» **Task**
Each line of the records is to be copied verbatim.

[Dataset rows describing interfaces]
<<<<
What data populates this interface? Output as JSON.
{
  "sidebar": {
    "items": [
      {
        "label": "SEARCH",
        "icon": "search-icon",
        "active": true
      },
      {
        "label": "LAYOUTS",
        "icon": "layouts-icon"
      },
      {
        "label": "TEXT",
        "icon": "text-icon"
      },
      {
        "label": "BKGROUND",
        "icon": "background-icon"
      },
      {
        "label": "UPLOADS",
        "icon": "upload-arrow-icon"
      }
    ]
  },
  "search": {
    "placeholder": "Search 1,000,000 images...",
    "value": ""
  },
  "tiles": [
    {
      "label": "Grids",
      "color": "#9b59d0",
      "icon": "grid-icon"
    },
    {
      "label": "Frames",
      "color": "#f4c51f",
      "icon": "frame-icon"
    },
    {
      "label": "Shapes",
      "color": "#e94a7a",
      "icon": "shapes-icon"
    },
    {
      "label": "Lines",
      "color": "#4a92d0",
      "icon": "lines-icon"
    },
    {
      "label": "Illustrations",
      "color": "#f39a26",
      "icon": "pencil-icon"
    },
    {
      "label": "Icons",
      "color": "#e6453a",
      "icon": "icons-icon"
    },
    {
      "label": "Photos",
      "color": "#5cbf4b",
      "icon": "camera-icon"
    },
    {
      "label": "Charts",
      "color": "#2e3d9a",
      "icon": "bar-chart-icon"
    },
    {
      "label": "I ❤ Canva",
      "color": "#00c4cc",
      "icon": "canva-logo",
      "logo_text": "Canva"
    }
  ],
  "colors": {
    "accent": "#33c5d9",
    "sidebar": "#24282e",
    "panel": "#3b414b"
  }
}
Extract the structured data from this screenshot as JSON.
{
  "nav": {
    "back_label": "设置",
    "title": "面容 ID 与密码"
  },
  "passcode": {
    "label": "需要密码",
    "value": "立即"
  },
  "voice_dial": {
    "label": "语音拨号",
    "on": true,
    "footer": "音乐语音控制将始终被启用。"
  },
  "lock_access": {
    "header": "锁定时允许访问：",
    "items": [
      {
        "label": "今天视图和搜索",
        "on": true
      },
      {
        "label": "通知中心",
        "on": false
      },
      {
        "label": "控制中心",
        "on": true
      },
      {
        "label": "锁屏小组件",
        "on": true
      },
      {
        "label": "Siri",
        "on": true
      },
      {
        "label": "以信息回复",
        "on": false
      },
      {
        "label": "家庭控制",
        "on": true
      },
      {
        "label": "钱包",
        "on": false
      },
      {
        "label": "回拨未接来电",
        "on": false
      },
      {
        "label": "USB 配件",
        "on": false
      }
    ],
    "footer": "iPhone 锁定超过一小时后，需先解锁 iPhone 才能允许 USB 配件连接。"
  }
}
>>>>
» **The answer**
What data populates this interface? Output as JSON.
{
  "sidebar": {
    "items": [
      {
        "label": "SEARCH",
        "icon": "search-icon",
        "active": true
      },
      {
        "label": "LAYOUTS",
        "icon": "layouts-icon"
      },
      {
        "label": "TEXT",
        "icon": "text-icon"
      },
      {
        "label": "BKGROUND",
        "icon": "background-icon"
      },
      {
        "label": "UPLOADS",
        "icon": "upload-arrow-icon"
      }
    ]
  },
  "search": {
    "placeholder": "Search 1,000,000 images...",
    "value": ""
  },
  "tiles": [
    {
      "label": "Grids",
      "color": "#9b59d0",
      "icon": "grid-icon"
    },
    {
      "label": "Frames",
      "color": "#f4c51f",
      "icon": "frame-icon"
    },
    {
      "label": "Shapes",
      "color": "#e94a7a",
      "icon": "shapes-icon"
    },
    {
      "label": "Lines",
      "color": "#4a92d0",
      "icon": "lines-icon"
    },
    {
      "label": "Illustrations",
      "color": "#f39a26",
      "icon": "pencil-icon"
    },
    {
      "label": "Icons",
      "color": "#e6453a",
      "icon": "icons-icon"
    },
    {
      "label": "Photos",
      "color": "#5cbf4b",
      "icon": "camera-icon"
    },
    {
      "label": "Charts",
      "color": "#2e3d9a",
      "icon": "bar-chart-icon"
    },
    {
      "label": "I ❤ Canva",
      "color": "#00c4cc",
      "icon": "canva-logo",
      "logo_text": "Canva"
    }
  ],
  "colors": {
    "accent": "#33c5d9",
    "sidebar": "#24282e",
    "panel": "#3b414b"
  }
}
Extract the structured data from this screenshot as JSON.
{
  "nav": {
    "back_label": "设置",
    "title": "面容 ID 与密码"
  },
  "passcode": {
    "label": "需要密码",
    "value": "立即"
  },
  "voice_dial": {
    "label": "语音拨号",
    "on": true,
    "footer": "音乐语音控制将始终被启用。"
  },
  "lock_access": {
    "header": "锁定时允许访问：",
    "items": [
      {
        "label": "今天视图和搜索",
        "on": true
      },
      {
        "label": "通知中心",
        "on": false
      },
      {
        "label": "控制中心",
        "on": true
      },
      {
        "label": "锁屏小组件",
        "on": true
      },
      {
        "label": "Siri",
        "on": true
      },
      {
        "label": "以信息回复",
        "on": false
      },
      {
        "label": "家庭控制",
        "on": true
      },
      {
        "label": "钱包",
        "on": false
      },
      {
        "label": "回拨未接来电",
        "on": false
      },
      {
        "label": "USB 配件",
        "on": false
      }
    ],
    "footer": "iPhone 锁定超过一小时后，需先解锁 iPhone 才能允许 USB 配件连接。"
  }
}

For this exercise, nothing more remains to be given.